=== Begin Enclosure ===

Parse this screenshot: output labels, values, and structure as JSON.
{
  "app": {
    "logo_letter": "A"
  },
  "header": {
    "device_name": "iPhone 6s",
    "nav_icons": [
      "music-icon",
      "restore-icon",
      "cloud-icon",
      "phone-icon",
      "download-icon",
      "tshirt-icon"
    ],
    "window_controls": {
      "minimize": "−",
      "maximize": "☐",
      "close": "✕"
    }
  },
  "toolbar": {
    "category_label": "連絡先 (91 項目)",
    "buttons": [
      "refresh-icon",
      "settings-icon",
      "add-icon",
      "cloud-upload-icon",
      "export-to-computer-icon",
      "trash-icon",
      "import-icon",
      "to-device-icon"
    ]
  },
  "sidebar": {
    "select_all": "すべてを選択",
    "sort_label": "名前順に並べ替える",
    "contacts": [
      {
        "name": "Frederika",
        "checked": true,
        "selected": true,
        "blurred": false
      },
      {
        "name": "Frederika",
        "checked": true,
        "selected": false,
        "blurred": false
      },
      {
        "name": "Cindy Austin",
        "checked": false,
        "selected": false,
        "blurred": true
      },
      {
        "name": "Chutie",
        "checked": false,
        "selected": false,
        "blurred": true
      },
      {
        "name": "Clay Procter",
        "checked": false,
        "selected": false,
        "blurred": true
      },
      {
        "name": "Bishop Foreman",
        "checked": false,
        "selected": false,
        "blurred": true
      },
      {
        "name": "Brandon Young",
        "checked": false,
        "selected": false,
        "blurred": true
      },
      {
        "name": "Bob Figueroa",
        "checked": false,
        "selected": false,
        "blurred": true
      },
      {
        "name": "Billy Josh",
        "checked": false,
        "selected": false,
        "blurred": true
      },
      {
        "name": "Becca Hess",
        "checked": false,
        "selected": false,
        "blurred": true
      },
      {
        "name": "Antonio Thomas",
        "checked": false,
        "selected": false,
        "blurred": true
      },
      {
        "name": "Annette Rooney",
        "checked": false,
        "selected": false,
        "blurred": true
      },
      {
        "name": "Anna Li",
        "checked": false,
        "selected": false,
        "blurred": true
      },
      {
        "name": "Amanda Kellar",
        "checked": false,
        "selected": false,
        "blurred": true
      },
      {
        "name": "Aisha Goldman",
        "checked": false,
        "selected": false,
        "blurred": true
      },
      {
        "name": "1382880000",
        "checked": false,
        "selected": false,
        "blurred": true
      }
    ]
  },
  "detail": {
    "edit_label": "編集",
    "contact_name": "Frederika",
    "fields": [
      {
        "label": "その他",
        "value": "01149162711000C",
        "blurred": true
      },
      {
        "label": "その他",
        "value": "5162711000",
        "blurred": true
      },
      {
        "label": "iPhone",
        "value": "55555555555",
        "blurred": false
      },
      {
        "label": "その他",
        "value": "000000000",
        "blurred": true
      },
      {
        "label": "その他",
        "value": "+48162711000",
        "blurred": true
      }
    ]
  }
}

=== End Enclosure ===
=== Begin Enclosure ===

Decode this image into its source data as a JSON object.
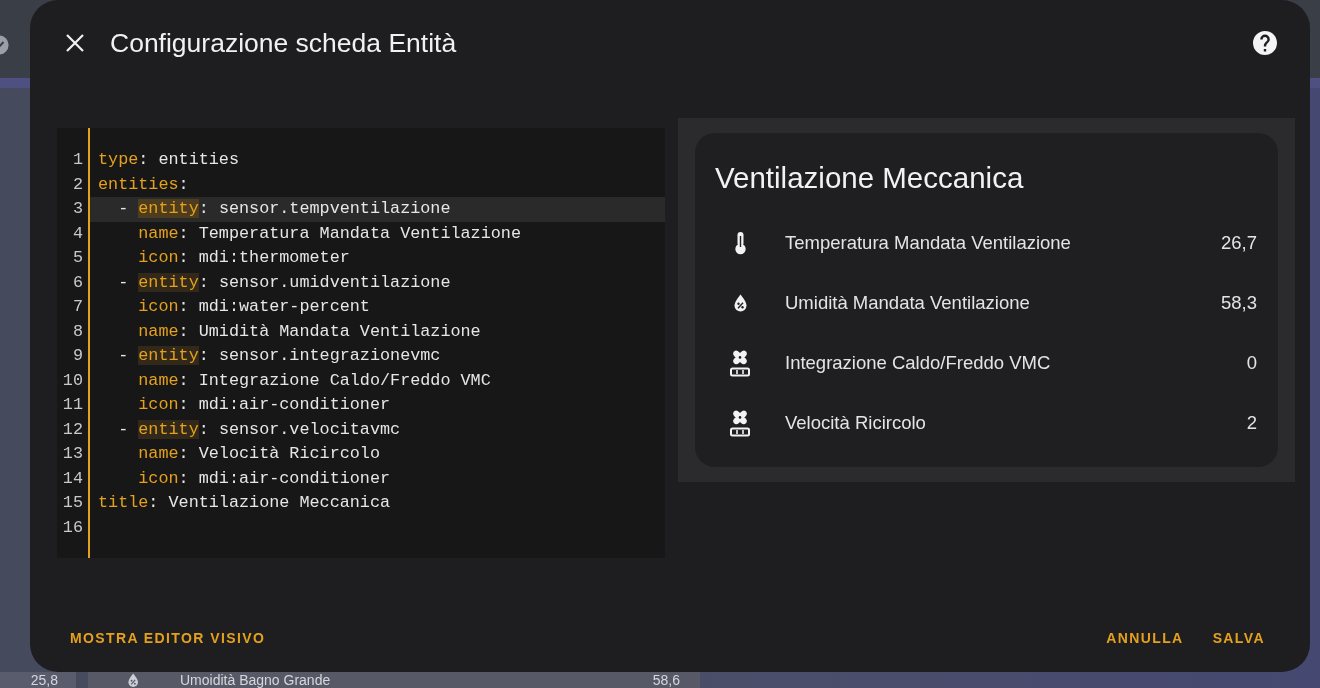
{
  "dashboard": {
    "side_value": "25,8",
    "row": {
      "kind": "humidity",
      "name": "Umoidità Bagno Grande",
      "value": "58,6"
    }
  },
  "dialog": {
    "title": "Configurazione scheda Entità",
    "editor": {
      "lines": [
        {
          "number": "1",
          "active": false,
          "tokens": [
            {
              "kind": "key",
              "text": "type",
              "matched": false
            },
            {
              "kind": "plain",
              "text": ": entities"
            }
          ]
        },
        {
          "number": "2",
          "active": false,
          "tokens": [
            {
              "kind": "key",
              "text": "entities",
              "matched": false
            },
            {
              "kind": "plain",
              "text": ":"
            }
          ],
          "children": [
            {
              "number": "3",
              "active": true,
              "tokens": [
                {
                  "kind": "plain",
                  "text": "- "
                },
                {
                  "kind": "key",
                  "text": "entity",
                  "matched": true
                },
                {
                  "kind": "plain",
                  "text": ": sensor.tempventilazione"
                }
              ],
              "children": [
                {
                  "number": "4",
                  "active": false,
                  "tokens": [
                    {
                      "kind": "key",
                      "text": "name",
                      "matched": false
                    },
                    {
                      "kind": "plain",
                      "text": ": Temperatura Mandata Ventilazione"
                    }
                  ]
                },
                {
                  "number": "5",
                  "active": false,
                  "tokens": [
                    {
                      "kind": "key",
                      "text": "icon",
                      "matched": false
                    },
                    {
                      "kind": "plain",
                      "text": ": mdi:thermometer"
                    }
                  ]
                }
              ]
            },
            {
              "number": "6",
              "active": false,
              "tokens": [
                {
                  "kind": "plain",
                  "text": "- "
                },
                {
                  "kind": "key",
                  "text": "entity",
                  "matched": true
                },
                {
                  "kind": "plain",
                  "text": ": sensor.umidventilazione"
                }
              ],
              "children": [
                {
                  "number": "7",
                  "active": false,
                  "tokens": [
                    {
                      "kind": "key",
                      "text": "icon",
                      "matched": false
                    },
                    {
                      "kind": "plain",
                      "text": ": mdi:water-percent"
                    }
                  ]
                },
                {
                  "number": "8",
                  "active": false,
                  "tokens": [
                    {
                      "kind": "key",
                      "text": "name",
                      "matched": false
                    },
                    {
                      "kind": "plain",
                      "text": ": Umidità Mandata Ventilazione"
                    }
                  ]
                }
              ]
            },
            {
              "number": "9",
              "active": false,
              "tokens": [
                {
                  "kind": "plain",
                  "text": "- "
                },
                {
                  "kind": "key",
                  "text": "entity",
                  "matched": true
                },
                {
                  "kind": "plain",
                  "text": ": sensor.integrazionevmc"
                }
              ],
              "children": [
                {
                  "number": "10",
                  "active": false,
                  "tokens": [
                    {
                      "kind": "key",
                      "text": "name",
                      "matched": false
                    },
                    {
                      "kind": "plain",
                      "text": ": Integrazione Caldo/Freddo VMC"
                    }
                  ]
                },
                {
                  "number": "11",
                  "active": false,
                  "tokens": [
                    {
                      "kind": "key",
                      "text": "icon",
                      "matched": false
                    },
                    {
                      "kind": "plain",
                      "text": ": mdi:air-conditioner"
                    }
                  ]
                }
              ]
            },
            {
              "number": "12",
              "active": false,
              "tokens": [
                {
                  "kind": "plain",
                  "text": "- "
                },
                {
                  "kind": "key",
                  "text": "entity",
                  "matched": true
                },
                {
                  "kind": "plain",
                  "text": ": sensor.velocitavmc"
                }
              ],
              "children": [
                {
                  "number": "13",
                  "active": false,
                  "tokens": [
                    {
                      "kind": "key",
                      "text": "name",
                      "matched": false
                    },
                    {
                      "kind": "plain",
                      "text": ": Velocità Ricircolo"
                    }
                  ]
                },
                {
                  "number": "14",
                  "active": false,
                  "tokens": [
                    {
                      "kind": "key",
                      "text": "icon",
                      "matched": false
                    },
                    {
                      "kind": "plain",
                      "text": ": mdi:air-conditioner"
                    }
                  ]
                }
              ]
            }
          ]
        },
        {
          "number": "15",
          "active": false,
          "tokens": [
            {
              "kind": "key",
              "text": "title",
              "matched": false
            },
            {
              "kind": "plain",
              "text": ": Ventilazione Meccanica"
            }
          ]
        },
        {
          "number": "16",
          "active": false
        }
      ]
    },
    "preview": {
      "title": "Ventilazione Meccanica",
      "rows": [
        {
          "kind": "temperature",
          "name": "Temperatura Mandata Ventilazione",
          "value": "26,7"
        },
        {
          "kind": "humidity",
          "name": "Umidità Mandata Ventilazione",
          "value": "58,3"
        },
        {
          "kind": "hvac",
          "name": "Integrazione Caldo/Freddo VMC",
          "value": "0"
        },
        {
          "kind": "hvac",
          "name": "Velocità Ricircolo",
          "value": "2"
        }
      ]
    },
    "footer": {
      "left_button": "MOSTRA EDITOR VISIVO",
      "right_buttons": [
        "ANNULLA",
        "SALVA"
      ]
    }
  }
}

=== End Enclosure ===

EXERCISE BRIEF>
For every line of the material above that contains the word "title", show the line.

ANSWER SPACE>
    "title": "Configurazione scheda Entità",
              "text": "title",
      "title": "Ventilazione Meccanica",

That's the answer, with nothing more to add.